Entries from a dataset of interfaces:

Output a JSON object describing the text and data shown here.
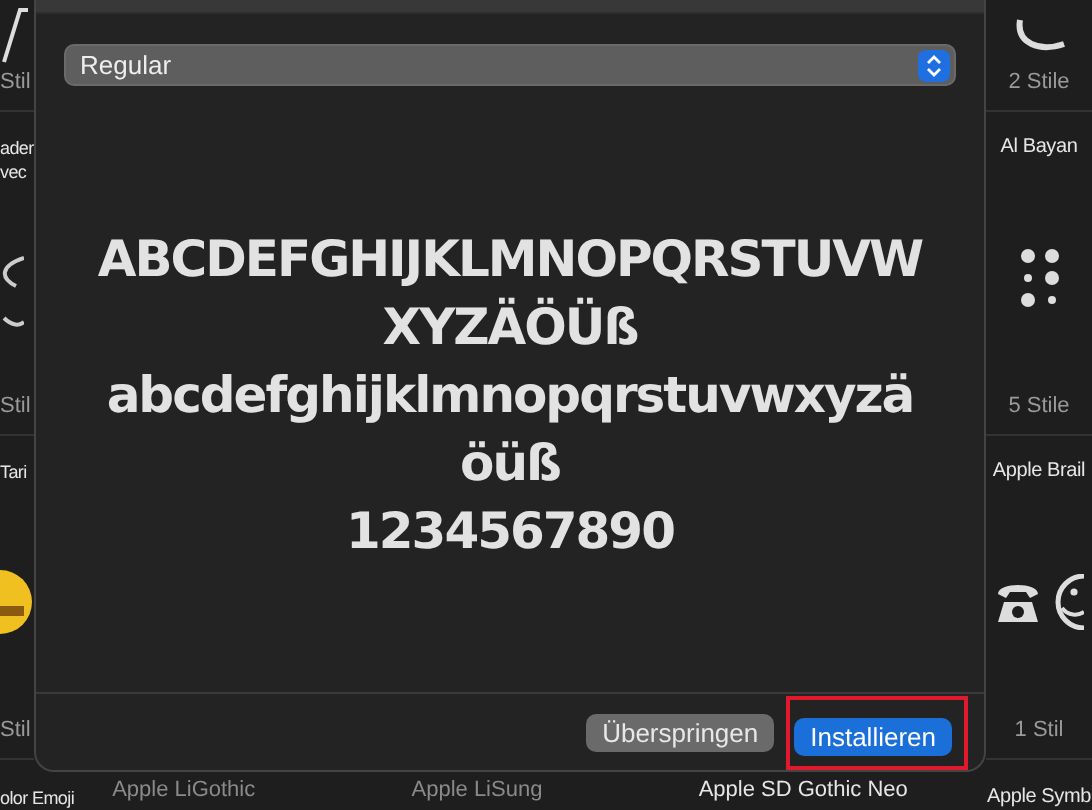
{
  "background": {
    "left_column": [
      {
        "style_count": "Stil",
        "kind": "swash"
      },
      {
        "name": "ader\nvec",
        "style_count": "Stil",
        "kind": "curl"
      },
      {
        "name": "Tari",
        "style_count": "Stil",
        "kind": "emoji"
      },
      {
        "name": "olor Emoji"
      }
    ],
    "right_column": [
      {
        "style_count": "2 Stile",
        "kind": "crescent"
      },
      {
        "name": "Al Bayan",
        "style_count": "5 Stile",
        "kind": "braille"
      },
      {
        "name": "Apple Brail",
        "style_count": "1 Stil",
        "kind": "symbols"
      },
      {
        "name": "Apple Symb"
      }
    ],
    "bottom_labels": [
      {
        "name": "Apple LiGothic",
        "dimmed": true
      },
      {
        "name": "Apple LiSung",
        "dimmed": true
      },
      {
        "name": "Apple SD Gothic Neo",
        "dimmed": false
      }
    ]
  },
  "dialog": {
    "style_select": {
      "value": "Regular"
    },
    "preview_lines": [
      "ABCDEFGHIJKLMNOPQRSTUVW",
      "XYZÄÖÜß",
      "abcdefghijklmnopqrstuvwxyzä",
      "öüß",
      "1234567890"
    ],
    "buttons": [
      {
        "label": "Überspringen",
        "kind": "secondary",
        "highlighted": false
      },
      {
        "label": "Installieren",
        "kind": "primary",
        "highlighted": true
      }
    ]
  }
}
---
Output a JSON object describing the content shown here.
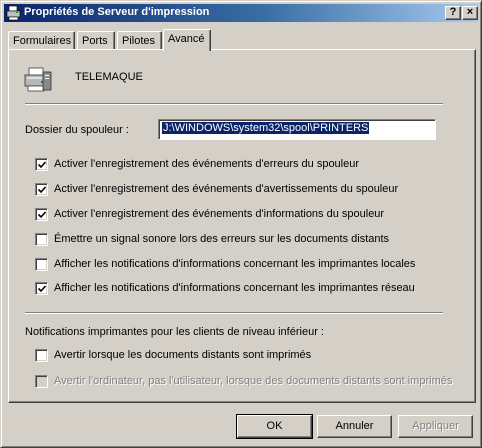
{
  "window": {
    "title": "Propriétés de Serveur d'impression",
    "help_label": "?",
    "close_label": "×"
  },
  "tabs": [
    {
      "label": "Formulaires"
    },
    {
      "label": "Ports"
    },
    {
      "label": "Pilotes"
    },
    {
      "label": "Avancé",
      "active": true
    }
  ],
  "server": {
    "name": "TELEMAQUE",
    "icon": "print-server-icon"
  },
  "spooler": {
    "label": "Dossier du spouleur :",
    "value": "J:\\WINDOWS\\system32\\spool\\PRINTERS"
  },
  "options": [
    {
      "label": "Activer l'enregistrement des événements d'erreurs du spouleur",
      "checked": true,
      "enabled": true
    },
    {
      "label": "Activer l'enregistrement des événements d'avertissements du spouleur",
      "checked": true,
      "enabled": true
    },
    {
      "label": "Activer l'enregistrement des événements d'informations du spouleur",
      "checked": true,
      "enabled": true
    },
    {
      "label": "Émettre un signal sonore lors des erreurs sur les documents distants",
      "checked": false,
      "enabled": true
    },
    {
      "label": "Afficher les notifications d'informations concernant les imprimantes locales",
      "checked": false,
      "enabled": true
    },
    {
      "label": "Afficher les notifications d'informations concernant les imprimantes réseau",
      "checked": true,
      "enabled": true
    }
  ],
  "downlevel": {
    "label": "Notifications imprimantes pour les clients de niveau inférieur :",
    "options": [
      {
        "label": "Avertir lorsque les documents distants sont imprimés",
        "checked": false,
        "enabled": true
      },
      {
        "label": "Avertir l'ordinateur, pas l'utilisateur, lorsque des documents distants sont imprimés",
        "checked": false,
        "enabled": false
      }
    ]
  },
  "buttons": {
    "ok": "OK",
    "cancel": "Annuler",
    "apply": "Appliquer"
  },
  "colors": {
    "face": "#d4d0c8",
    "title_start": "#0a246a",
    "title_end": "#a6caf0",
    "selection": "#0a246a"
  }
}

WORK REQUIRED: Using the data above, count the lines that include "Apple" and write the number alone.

ANSWER TO THIS PROBLEM: 5